"One day, I'd like to try to write a book again, but right now, YouTube is the medium for me. It's the perfect mix of my passion for writing and the skills I learnt as a video editor," he says.

Puschak, who will be part of the Singapore Writers Festival, studied film production at Boston University and worked for MSNBC and The Discovery Channel before deciding last year to work full-time on The Nerdwriter, a series he alone writes, researches, films and edits.

In the series, which he has been updating almost every week since 2011, he explores a range of topics, from current affairs to television sitcoms, philosophy to politics.

Puschak is equally at ease handling art and culture - think videos such as The Serial: From Dickens To Star Wars, in which he traces the history of the serial across mediums and genres - as he is speaking about the upcoming presidential election in the United States. How Donald Trump Answers A Question, for instance, has racked up more than 4.5 million views since it was uploaded last December. But, he insists, he does not know more than the "average curious person".

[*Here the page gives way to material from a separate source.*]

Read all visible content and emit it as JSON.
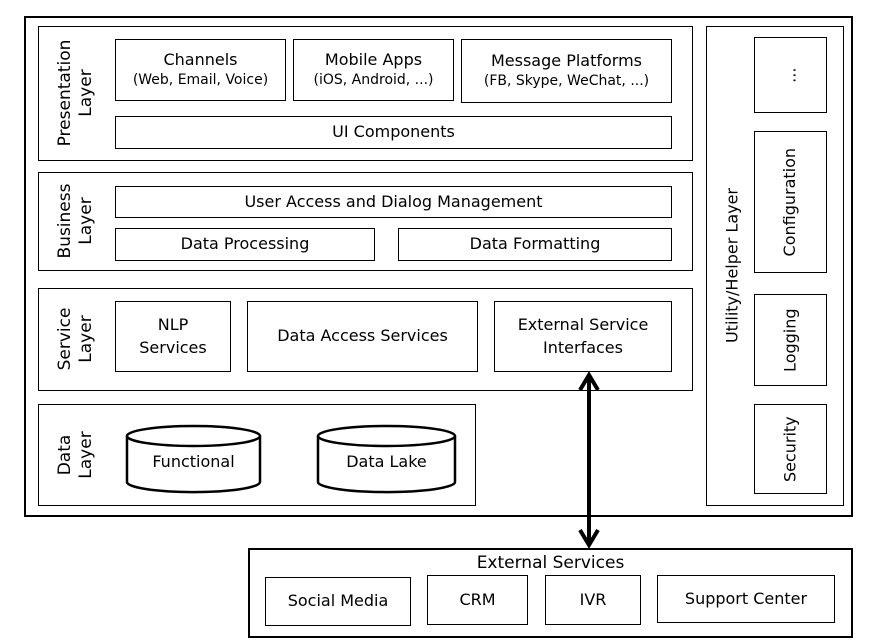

"If you see me take on a topic in a video, it's because I wanted to learn more about it. The philosophy of the show is that we learn by expressing, so if I want to learn something, I make a video about it," he says.

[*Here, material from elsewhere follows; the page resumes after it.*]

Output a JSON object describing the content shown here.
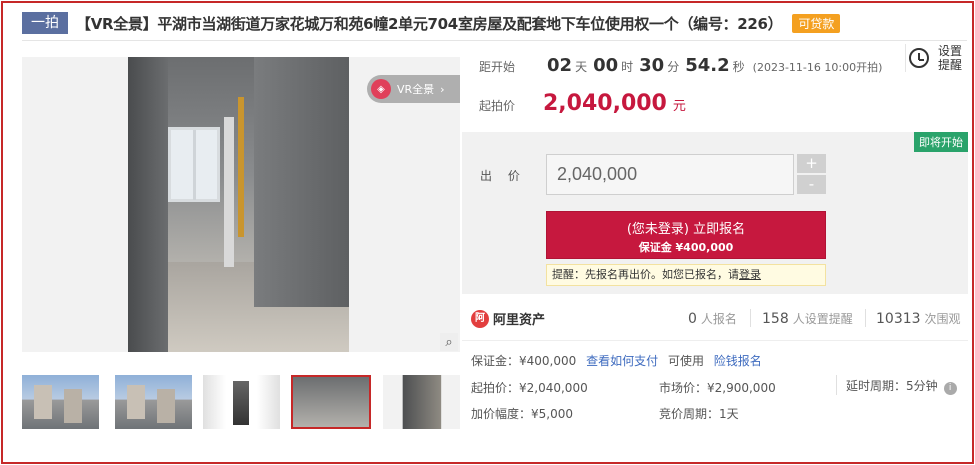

The secret is intensive preparation. Once he picks a subject - which he deems the hardest part of the process - he pores over everything there is to read about it.

"I research it from all angles until my head is packed with information. Then I let that sit and a structure for the video eventually bubbles up in my head. The rest follows from that," says Puschak. "The final video is usually a combination of my research with my thoughts on the subject. Every video is a mix of study and introspection."

With The Nerdwriter, he hopes to "cultivate worldview", which, he says, is not nearly as lofty as it may sound. It is simply a way of seeing connections between all the things a person knows.

"I've known people who are knowledgeable, but don't have a coherent worldview," he says. "A worldview is simply a coherent perspective, one that takes everything into account. That's important."

At the festival, he will be part of the Children Born In The 1980s: Emerging Adulthood Or Extended Adolescence? panel on Sunday, alongside Nigeria-born author Helen Oyeyemi, and Singapore's Pooja Nansi and Ann Ang.

He will also delve into how the word "love" is used in his talk Love, Actually? on Sunday and speak on what the United States presidential election means for Singapore and the rest of the world in Unravelling The US Presidential Election on Saturday.

This election feels different from the ones that came before, says Puschak - not just because of Trump, the real estate magnate whose path to presidency has been dogged by allegations of sexual misconduct. It also saw a groundswell of leftist politics, as evidenced by Bernie Sanders' candidacy, he says.

"We might look back on this election as the start of a historical swing back towards progressivism. They didn't have the numbers this time, but after Hillary serves two terms, who knows? In 2024, the American electorate might look a lot different," he says.

"Donald Trump is certainly the flashiest thing about 2016, and living through that phenomenon has been a lesson in our abjection, but my suspicion is that history will forget him a lot sooner than we expect."

•The Straits Times is the official media partner of the Singapore Writers Festival. For more stories on the festival, go to

A version of this article appeared in the print edition of The Straits Times on November 08, 2016, with the headline 'He started Web series to sell book'. Subscribe